Of course, there’s a danger in applying oneself too diligently to this practice – it can make us self-centered and self-absorbed. I think it’s especially important when refining our svadhyaya practice also to cultivate awareness of the other people in our lives.

I used to journal all the time – several times a day. When I suffered my first bout of depression and anxiety, a therapist advised that I cut back on the journaling, as it was probably aggravating my anxiety. She was right. Very likely, I was overanalyzing pretty much everything.

Now I rarely write in a journal. But I find that good conversations with good friends and family help me to get to know myself – and others – better. Especially when discussing the challenges we face, we end up learning a lot about ourselves.

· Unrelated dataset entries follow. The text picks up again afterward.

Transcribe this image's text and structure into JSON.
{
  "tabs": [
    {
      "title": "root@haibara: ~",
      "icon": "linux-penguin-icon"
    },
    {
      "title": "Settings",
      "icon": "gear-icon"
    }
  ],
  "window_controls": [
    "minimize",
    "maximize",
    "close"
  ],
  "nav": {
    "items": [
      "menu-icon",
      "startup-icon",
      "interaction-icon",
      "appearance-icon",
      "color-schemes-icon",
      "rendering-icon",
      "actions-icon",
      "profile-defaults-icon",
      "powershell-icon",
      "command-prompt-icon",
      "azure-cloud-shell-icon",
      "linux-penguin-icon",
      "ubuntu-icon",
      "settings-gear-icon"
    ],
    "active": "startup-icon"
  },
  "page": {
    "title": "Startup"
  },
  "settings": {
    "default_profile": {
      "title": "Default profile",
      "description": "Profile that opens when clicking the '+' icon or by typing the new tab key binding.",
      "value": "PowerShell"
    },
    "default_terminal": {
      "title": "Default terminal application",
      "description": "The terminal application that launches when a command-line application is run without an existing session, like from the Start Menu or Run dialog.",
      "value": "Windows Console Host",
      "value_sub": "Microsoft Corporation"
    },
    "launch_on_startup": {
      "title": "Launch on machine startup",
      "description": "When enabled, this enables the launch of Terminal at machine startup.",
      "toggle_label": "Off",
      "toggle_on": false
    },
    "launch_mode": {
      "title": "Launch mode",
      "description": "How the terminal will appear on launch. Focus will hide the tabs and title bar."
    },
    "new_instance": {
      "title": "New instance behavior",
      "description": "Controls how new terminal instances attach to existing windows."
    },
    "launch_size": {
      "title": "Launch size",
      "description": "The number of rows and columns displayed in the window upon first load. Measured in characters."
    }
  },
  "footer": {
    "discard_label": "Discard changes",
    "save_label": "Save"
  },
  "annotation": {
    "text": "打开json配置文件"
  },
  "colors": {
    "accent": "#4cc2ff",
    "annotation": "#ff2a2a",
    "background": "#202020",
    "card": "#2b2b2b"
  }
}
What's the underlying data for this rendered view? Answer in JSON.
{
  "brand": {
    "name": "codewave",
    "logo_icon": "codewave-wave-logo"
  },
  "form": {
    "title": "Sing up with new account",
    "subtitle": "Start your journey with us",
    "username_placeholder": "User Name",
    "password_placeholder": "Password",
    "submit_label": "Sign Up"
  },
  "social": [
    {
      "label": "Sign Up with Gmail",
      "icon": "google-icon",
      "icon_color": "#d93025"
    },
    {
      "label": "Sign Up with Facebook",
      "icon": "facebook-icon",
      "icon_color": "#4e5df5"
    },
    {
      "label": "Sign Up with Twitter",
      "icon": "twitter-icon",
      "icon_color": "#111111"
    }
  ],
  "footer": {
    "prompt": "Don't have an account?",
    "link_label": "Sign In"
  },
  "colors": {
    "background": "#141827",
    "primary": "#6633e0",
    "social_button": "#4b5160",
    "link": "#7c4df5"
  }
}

Yoga just seems to show up all over the place in everyday life, doesn’t it?

Wednesday, June 9, 2010

Tapas, or Discipline

Another Niyama is Tapas. No, not dinner at Hola Restaurant in Marshfield Center (although I fully endorse that too!) . . . Tapas is defined as discipline.

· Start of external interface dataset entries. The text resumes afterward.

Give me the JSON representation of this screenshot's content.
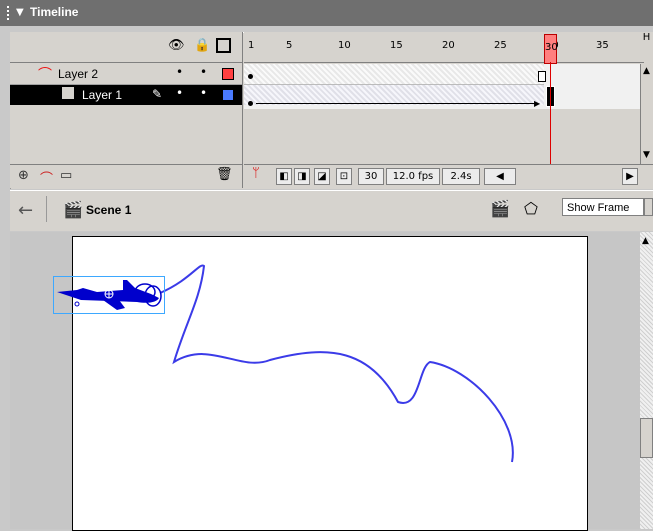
{
  "timeline": {
    "title": "Timeline",
    "layers": [
      {
        "name": "Layer 2",
        "color": "#ff4040"
      },
      {
        "name": "Layer 1",
        "color": "#4a7bff"
      }
    ],
    "ruler_numbers": [
      "1",
      "5",
      "10",
      "15",
      "20",
      "25",
      "30",
      "35"
    ],
    "current_frame": "30",
    "frame_rate": "12.0 fps",
    "elapsed": "2.4s"
  },
  "scene": {
    "label": "Scene 1",
    "zoom": "Show Frame"
  },
  "colors": {
    "path": "#3b3be8",
    "plane": "#0000cc",
    "playhead": "#ff7f7f",
    "selection": "#3da8ff"
  },
  "icons": {
    "eye": "eye-icon",
    "lock": "lock-icon",
    "outline": "outline-icon",
    "trash": "trash-icon",
    "back": "back-arrow-icon",
    "scene": "scene-icon"
  }
}
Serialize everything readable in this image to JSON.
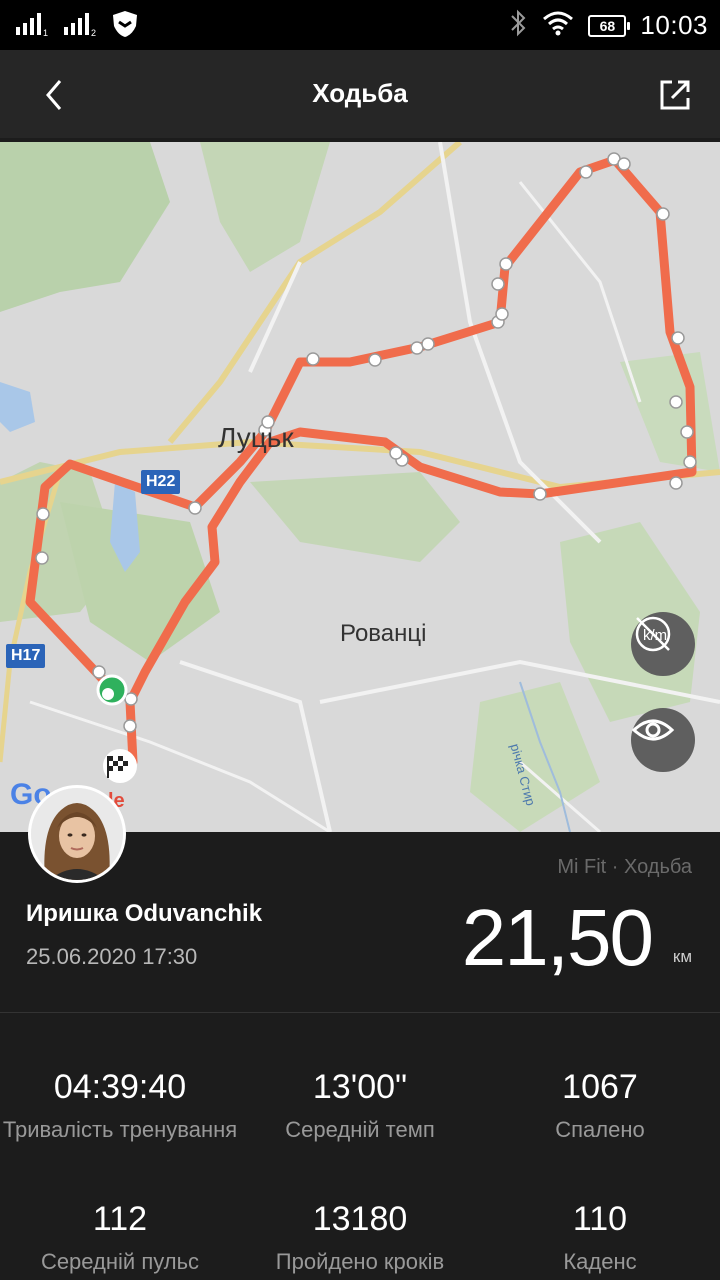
{
  "status_bar": {
    "time": "10:03",
    "battery": "68"
  },
  "header": {
    "title": "Ходьба"
  },
  "map": {
    "city_label": "Луцьк",
    "area_label": "Рованці",
    "river_label": "річка Стир",
    "route_badges": [
      "H22",
      "H17"
    ],
    "brand_fragment": "Go",
    "brand_fragment2": "le"
  },
  "colors": {
    "route": "#f06c4c",
    "accent_start": "#2fb15d"
  },
  "profile": {
    "name": "Иришка Oduvanchik",
    "datetime": "25.06.2020 17:30"
  },
  "summary": {
    "source": "Mi Fit · Ходьба",
    "distance": "21,50",
    "unit": "км"
  },
  "stats": [
    {
      "value": "04:39:40",
      "label": "Тривалість тренування"
    },
    {
      "value": "13'00\"",
      "label": "Середній темп"
    },
    {
      "value": "1067",
      "label": "Спалено"
    },
    {
      "value": "112",
      "label": "Середній пульс"
    },
    {
      "value": "13180",
      "label": "Пройдено кроків"
    },
    {
      "value": "110",
      "label": "Каденс"
    }
  ]
}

Tapas is about being focused and working to achieve goals. Determination. Having the willingness to do what is necessary to reach a goal.

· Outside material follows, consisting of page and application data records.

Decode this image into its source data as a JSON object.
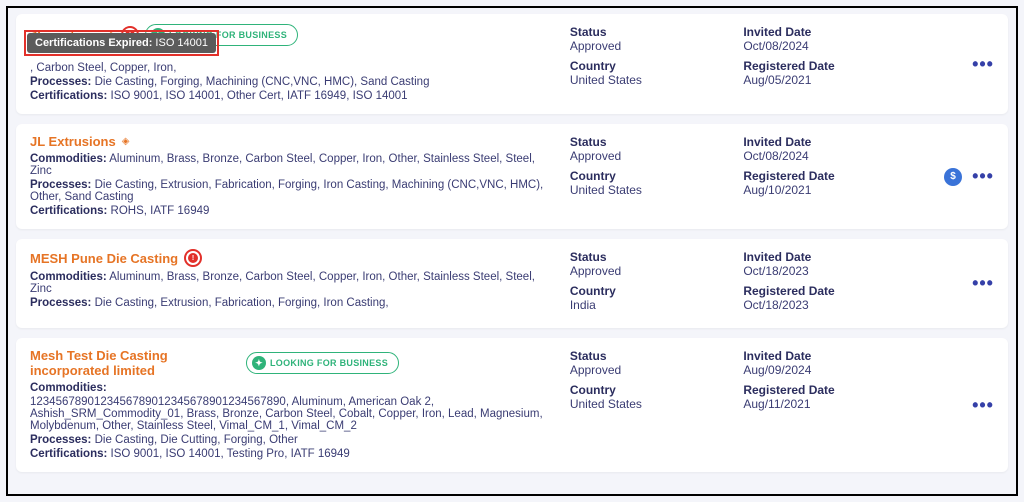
{
  "labels": {
    "status": "Status",
    "country": "Country",
    "invited": "Invited Date",
    "registered": "Registered Date",
    "commodities": "Commodities:",
    "processes": "Processes:",
    "certifications": "Certifications:",
    "lfb": "LOOKING FOR BUSINESS"
  },
  "tooltip": {
    "label": "Certifications Expired:",
    "value": "ISO 14001"
  },
  "rows": [
    {
      "name": "JL castings",
      "verified": true,
      "alert": true,
      "lfb": true,
      "commodities": ", Carbon Steel, Copper, Iron,",
      "processes": "Die Casting, Forging, Machining (CNC,VNC, HMC), Sand Casting",
      "certifications": "ISO 9001, ISO 14001, Other Cert, IATF 16949, ISO 14001",
      "status": "Approved",
      "country": "United States",
      "invited": "Oct/08/2024",
      "registered": "Aug/05/2021",
      "dollar": false
    },
    {
      "name": "JL Extrusions",
      "verified": true,
      "alert": false,
      "lfb": false,
      "commodities": "Aluminum, Brass, Bronze, Carbon Steel, Copper, Iron, Other, Stainless Steel, Steel, Zinc",
      "processes": "Die Casting, Extrusion, Fabrication, Forging, Iron Casting, Machining (CNC,VNC, HMC), Other, Sand Casting",
      "certifications": "ROHS, IATF 16949",
      "status": "Approved",
      "country": "United States",
      "invited": "Oct/08/2024",
      "registered": "Aug/10/2021",
      "dollar": true
    },
    {
      "name": "MESH Pune Die Casting",
      "verified": false,
      "alert": true,
      "lfb": false,
      "commodities": "Aluminum, Brass, Bronze, Carbon Steel, Copper, Iron, Other, Stainless Steel, Steel, Zinc",
      "processes": "Die Casting, Extrusion, Fabrication, Forging, Iron Casting,",
      "certifications": "",
      "status": "Approved",
      "country": "India",
      "invited": "Oct/18/2023",
      "registered": "Oct/18/2023",
      "dollar": false
    },
    {
      "name": "Mesh Test Die Casting incorporated limited",
      "verified": false,
      "alert": false,
      "lfb": true,
      "commodities": "1234567890123456789012345678901234567890, Aluminum, American Oak 2, Ashish_SRM_Commodity_01, Brass, Bronze, Carbon Steel, Cobalt, Copper, Iron, Lead, Magnesium, Molybdenum, Other, Stainless Steel, Vimal_CM_1, Vimal_CM_2",
      "processes": "Die Casting, Die Cutting, Forging, Other",
      "certifications": "ISO 9001, ISO 14001, Testing Pro, IATF 16949",
      "status": "Approved",
      "country": "United States",
      "invited": "Aug/09/2024",
      "registered": "Aug/11/2021",
      "dollar": false
    }
  ]
}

In yoga class, you might employ Tapas to keep yourself from being lazy. Having the discipline to focus on your breathing, for example, rather than letting your mind wander off to other, less-immediate topics (such as what you’re going to order for dinner at Hola).

In life, you might use Tapas to help yourself reach a goal. Say you decide to work with a personal trainer to make your back stronger. She gives you a set of exercises to do three times a week. You might be excited about the new routine at first, but then, when it loses its novelty, you could employ Tapas to help yourself stay faithful to your practice and dedicated to the goal of strengthening your back. Willingness, determination, dedication. That’s Tapas.

And when you achieve your goal you can celebrate with a nice dinner at Hola!

Note to the unfamiliar: Hola serves Spanish-inspired tapas cuisine.

Wednesday, June 2, 2010

Santosha, or Contentment

The niyama Santosha, or contentment, is about being satisfied with – and grateful for – whatever you have and whatever happens. It’s an easy concept to understand, but a challenge to put into practice.

We all have moments of contentment – when everything seems “just right.” But – at least for me – it never seems to last. I can always find something to worry about.

Practicing Santosha asks us to accept what is, and to make the best of everything. This is easy when things are going well. But much more of a challenge in the difficult times.

I think it’s helpful to remember that nothing is permanent. So when life gets tough, remind yourself that things will eventually change, because they always do. And when life is going well, enjoy it. Just enjoy it.

For me, achieving contentment isn’t something I can will into being. Instead, it just seems to happen on its own. But I’ve learned a few tricks over the years to invite contentment to show up more frequently.

1. At the end of the day, make a list of five things for which you are grateful. Be specific – cite things that happened that day, rather than general topics like “my family” and “my job.”

2. Express gratitude in the moment – Having lunch with a friend whom you haven’t seen in awhile. Don’t just think “I’m glad we did this.” Say it! It’ll make you both feel good.

3. Express gratitude for the ordinary. I swear, one of the secrets of a healthy relationship is to appreciate the everyday things your partner does. “Thanks for making a delicious dinner” goes a long way with me, even though my husband says it several times a week. I’m finding that “Thanks for working so hard today” makes him feel appreciated at the end of a long day.

On the yoga mat, practice contentment by accepting yourself for who you are. And be grateful! Rather than berating yourself for letting your thighs get jiggly, be grateful that your legs are strong enough to support you in warrior pose. Rather than cursing your tender wrists, be grateful that you’re coming to class each week to try to strengthen them.

Life is short. Don’t waste a precious minute talking down to yourself. But when you catch yourself doing it, immediately counter it with a positive thought. It isn’t always easy to pay oneself a compliment, but it’s not too hard to find something to be grateful for.